*TASK ITEM*
When you have gone through the records, report how many lines include "name", giving the number and nothing more.

*Interface dataset entries*
►

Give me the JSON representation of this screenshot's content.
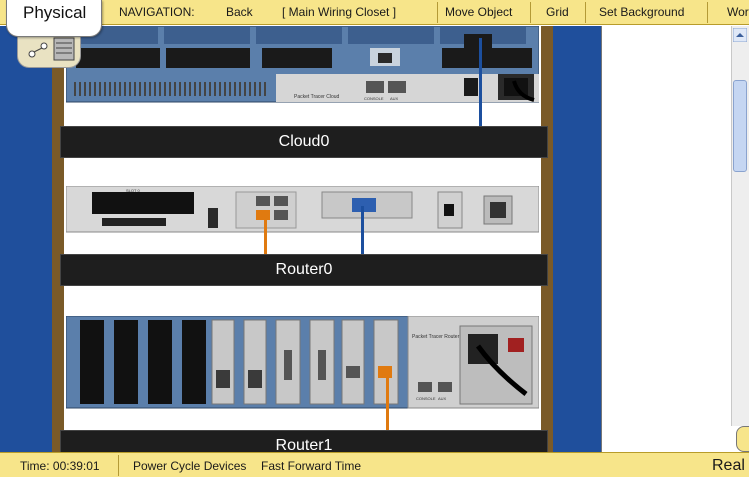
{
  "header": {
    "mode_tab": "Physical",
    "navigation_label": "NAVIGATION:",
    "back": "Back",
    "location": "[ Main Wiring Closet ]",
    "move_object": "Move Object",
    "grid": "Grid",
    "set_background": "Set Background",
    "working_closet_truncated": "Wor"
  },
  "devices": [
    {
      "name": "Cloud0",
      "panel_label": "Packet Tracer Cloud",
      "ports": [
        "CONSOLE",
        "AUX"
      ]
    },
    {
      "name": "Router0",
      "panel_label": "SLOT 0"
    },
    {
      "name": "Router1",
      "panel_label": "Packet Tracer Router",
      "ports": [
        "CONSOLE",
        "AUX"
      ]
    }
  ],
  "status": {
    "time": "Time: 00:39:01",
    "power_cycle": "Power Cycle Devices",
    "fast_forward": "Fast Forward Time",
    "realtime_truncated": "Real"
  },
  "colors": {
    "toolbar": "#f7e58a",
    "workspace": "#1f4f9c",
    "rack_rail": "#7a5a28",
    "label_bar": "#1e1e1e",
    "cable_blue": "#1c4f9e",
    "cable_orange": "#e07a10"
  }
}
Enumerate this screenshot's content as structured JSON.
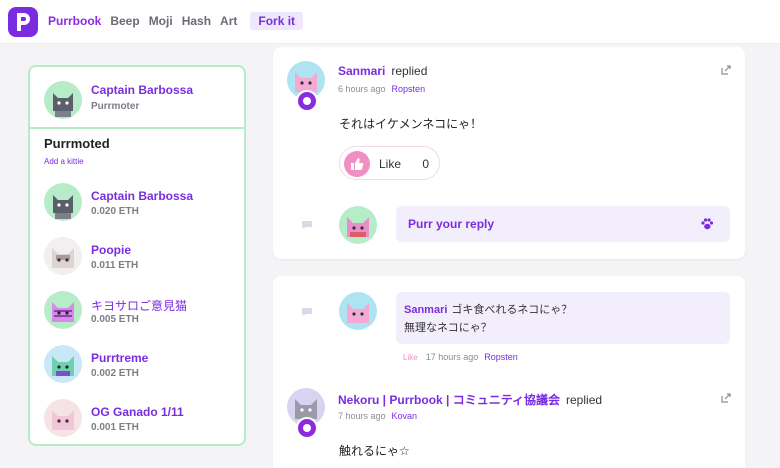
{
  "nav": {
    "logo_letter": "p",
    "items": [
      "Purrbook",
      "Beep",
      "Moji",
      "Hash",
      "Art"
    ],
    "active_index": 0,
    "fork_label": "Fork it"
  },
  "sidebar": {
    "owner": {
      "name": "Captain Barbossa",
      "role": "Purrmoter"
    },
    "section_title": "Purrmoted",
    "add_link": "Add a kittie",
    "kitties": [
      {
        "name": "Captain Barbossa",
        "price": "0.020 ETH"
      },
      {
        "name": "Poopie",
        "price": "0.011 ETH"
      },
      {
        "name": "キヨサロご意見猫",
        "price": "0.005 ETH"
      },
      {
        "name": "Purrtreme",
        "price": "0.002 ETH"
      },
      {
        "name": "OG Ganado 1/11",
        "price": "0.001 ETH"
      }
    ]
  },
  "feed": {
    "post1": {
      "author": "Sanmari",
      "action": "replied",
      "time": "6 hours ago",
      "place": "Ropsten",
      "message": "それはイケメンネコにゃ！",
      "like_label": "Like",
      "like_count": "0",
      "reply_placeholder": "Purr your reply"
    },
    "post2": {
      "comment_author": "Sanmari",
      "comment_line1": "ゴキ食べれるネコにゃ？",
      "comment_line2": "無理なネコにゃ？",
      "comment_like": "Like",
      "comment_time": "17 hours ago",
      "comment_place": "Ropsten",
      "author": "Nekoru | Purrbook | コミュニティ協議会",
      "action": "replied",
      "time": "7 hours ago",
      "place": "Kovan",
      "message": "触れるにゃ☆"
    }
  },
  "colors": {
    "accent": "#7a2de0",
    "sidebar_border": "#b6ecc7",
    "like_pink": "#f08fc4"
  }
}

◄

*TASK SOLUTION*
9